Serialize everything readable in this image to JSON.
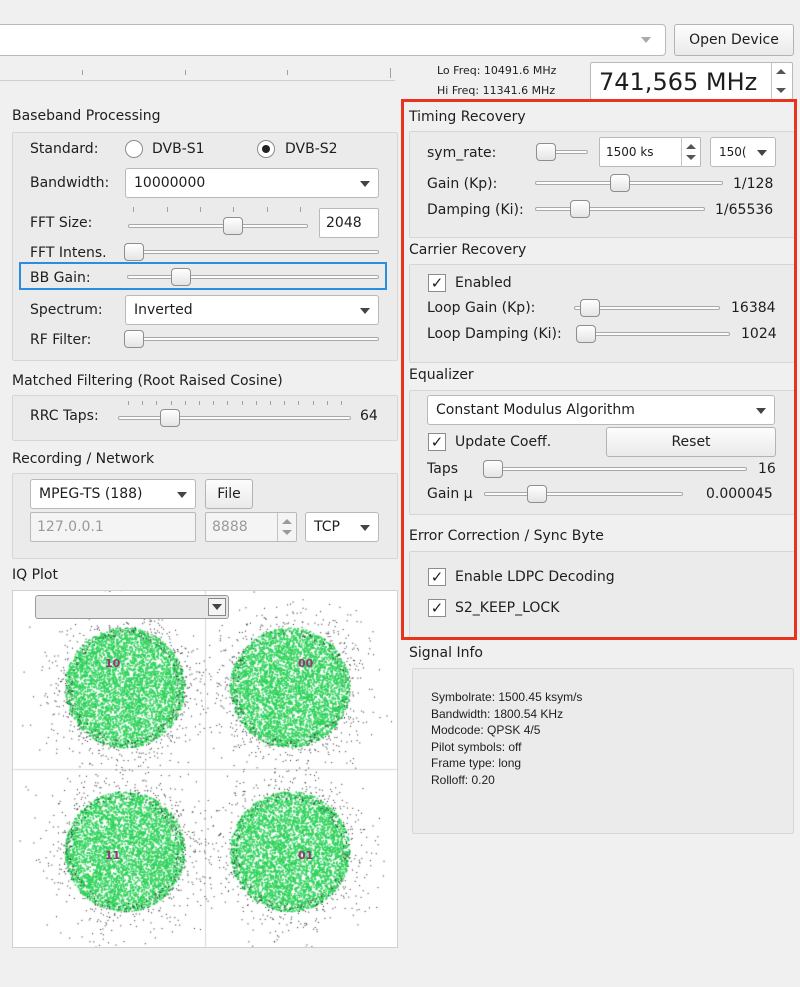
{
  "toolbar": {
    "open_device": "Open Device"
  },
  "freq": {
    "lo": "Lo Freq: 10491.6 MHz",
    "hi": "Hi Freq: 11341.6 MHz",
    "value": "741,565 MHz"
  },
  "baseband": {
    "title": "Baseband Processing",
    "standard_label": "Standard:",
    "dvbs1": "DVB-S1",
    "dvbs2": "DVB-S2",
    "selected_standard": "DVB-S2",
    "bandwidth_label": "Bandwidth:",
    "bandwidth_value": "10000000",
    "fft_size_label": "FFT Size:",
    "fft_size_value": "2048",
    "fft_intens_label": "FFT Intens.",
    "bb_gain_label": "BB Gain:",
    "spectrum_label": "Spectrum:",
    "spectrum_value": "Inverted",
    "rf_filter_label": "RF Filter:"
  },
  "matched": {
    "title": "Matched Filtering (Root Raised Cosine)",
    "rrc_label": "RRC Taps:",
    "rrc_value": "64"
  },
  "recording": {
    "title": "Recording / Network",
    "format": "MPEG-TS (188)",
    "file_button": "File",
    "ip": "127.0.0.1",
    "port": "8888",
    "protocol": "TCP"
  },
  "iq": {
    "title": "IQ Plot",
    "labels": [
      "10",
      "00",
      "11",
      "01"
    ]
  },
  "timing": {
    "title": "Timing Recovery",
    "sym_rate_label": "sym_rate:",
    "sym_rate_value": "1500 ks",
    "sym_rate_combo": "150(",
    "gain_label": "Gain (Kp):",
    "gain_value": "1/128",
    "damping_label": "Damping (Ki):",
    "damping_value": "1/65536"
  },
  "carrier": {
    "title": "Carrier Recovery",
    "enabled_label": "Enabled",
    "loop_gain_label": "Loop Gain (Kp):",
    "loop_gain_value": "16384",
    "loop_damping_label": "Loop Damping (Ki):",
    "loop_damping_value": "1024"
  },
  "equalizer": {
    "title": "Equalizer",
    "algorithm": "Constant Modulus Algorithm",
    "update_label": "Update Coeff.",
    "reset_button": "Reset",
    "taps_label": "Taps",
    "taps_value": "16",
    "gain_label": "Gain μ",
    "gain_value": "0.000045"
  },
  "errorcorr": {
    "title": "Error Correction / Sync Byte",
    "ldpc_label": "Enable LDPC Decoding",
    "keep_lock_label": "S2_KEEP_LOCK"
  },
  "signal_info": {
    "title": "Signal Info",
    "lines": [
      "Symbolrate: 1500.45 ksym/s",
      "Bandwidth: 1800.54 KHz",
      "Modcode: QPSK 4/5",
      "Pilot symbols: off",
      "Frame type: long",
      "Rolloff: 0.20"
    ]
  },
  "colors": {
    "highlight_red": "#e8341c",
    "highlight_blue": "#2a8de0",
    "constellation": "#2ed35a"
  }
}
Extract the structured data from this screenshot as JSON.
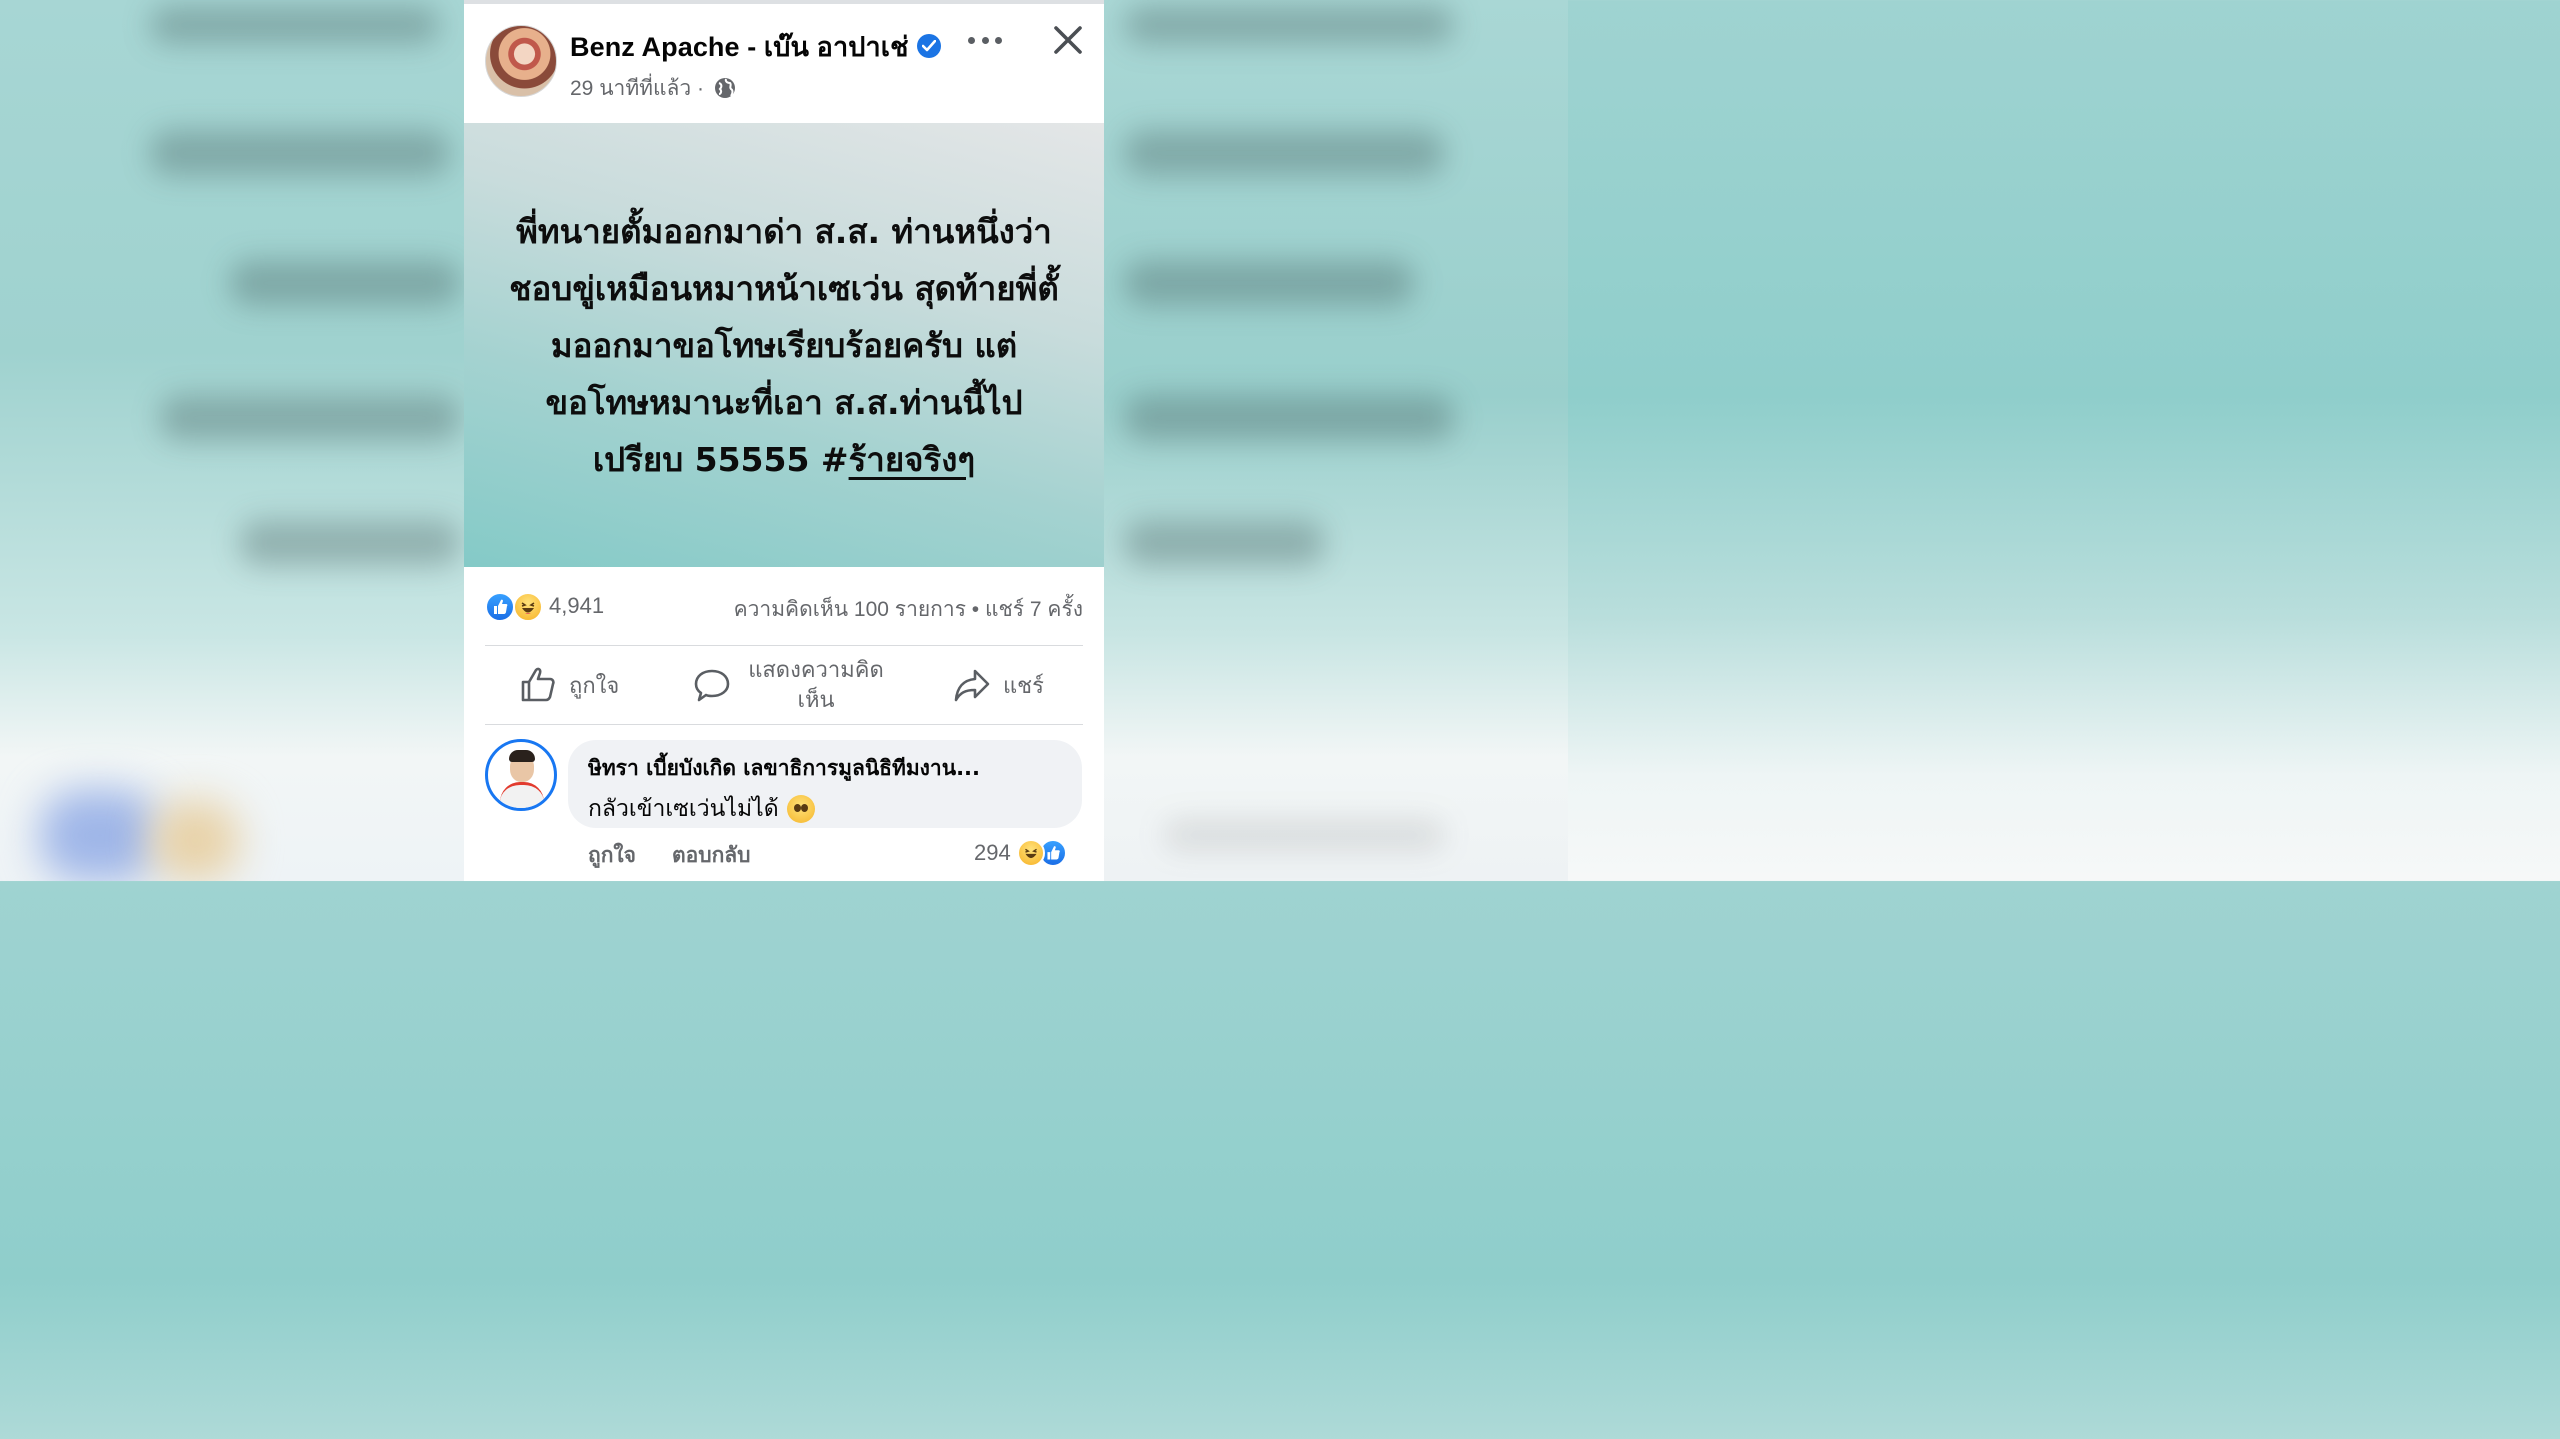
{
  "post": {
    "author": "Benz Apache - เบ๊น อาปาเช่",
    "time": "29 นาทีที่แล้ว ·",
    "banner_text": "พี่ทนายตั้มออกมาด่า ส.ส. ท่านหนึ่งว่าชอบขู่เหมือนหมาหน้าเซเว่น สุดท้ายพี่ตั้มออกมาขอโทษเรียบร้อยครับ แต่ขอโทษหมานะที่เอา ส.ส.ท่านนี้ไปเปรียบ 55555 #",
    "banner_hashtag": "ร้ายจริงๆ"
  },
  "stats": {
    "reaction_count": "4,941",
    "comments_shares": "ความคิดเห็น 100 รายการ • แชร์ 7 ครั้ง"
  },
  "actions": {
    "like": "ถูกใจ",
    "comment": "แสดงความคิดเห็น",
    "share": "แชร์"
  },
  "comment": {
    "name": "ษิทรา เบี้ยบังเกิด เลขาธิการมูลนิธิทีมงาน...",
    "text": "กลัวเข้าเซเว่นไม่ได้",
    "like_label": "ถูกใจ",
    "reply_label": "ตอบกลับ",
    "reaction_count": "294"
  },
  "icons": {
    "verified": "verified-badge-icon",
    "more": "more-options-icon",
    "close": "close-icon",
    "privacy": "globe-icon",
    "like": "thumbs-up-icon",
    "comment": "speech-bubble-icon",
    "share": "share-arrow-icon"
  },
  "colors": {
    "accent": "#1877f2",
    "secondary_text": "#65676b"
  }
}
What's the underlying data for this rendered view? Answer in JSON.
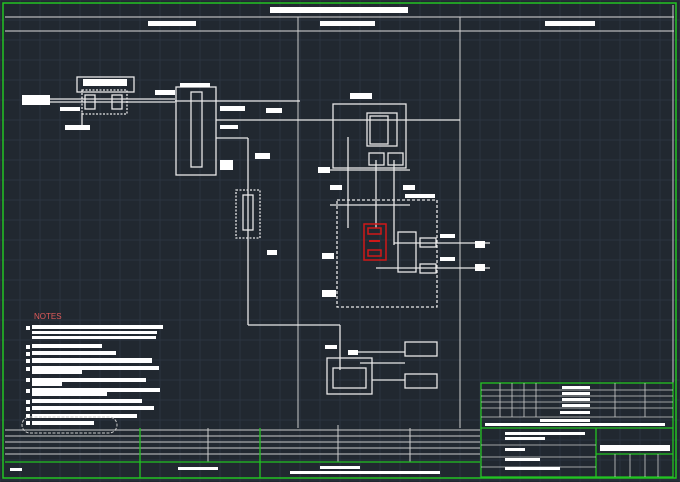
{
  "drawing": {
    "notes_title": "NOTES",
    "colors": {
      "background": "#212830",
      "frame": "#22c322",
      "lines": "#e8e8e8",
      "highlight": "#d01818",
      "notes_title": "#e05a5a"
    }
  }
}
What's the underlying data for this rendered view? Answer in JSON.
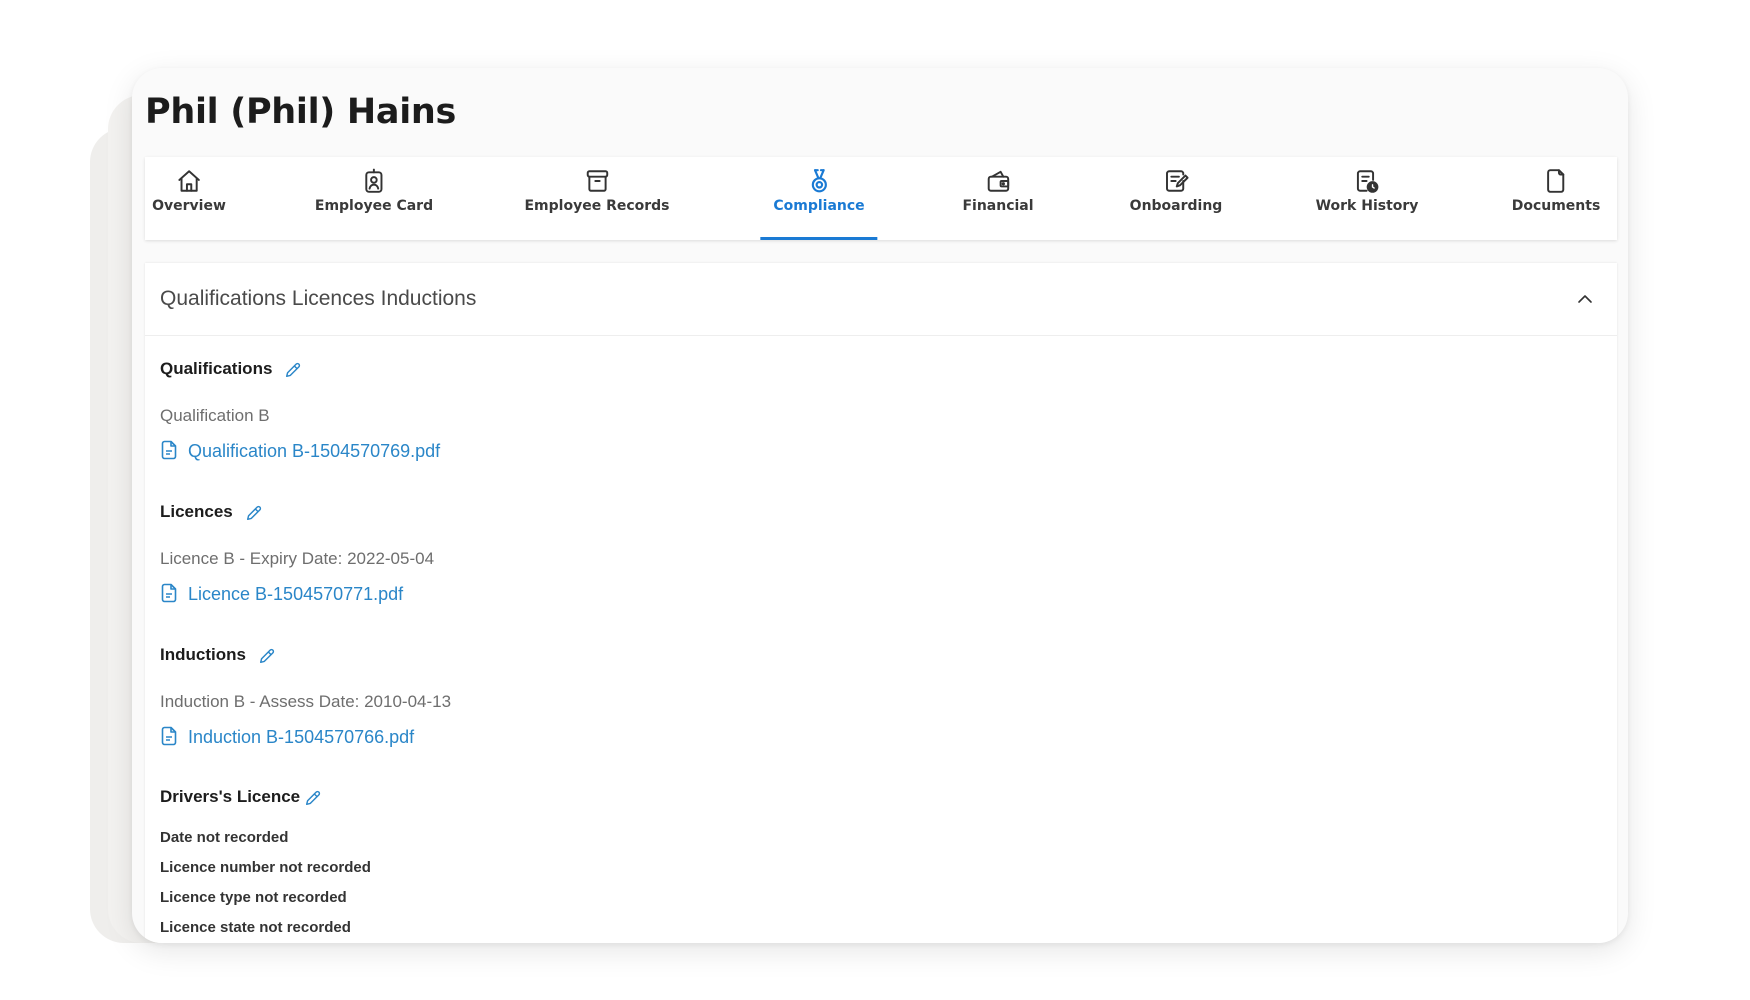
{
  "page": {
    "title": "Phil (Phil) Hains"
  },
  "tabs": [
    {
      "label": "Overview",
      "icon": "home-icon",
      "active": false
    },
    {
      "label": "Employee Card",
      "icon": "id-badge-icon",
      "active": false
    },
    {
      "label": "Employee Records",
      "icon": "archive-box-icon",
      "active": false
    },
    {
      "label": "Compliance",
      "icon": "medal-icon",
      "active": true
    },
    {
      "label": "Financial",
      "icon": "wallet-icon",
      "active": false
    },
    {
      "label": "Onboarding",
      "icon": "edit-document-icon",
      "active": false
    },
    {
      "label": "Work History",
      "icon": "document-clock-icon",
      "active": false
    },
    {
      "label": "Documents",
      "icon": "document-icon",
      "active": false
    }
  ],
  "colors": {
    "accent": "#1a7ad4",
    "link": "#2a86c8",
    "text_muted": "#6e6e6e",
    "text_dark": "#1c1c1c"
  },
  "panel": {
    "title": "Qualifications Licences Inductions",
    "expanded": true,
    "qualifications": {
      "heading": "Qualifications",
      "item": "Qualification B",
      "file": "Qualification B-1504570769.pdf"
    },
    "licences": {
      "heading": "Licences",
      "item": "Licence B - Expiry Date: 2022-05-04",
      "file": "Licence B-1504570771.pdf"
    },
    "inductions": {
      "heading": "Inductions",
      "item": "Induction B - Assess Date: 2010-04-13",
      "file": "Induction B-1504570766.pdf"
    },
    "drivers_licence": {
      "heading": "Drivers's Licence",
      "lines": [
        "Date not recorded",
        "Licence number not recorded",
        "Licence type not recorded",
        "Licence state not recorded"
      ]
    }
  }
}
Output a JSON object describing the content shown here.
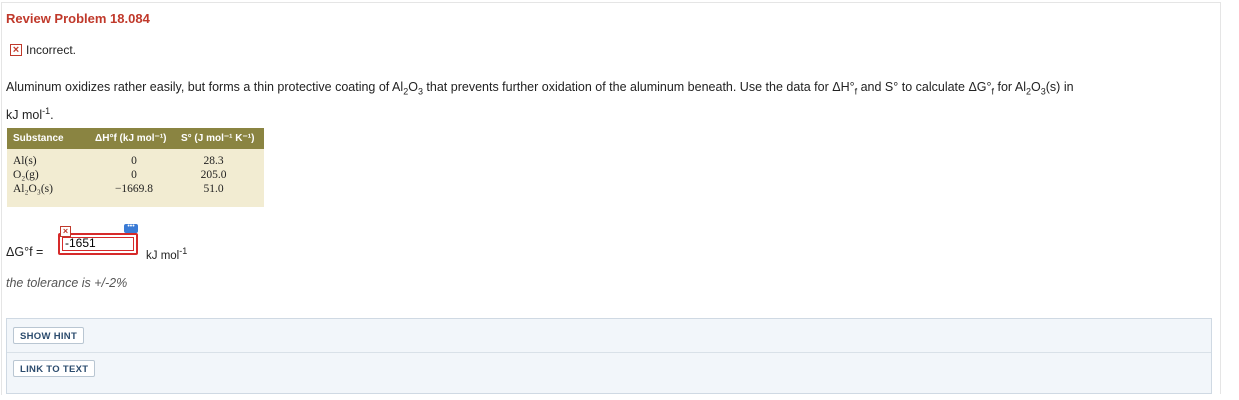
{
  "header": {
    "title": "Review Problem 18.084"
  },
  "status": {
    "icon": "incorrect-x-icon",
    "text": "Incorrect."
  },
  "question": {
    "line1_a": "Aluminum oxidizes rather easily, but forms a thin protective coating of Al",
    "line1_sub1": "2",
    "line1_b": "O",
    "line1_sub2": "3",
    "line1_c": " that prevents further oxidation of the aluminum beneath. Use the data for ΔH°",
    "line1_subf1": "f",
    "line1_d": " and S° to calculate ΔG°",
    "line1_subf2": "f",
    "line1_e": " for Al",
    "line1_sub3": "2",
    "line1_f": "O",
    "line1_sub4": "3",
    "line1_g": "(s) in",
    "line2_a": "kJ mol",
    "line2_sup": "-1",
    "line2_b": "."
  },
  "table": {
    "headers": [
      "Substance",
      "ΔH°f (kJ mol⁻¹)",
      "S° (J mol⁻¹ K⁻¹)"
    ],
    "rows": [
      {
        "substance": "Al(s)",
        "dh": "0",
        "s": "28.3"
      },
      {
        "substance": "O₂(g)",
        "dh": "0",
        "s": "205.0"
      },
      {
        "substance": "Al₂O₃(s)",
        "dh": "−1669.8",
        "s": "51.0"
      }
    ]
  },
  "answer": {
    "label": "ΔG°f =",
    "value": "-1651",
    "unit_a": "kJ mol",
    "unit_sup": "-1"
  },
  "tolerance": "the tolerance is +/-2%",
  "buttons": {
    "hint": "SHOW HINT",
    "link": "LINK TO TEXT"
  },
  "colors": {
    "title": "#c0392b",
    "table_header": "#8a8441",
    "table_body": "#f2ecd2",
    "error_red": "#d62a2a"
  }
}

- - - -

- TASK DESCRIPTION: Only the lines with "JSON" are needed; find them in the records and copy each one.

- EXERCISE RESULT:
Serialize everything readable in this image to JSON.
Extract the structured data from this screenshot as JSON.
What's the underlying data for this rendered view? Answer in JSON.
What's the underlying data for this rendered view? Answer in JSON.
Output a JSON object describing the content shown here.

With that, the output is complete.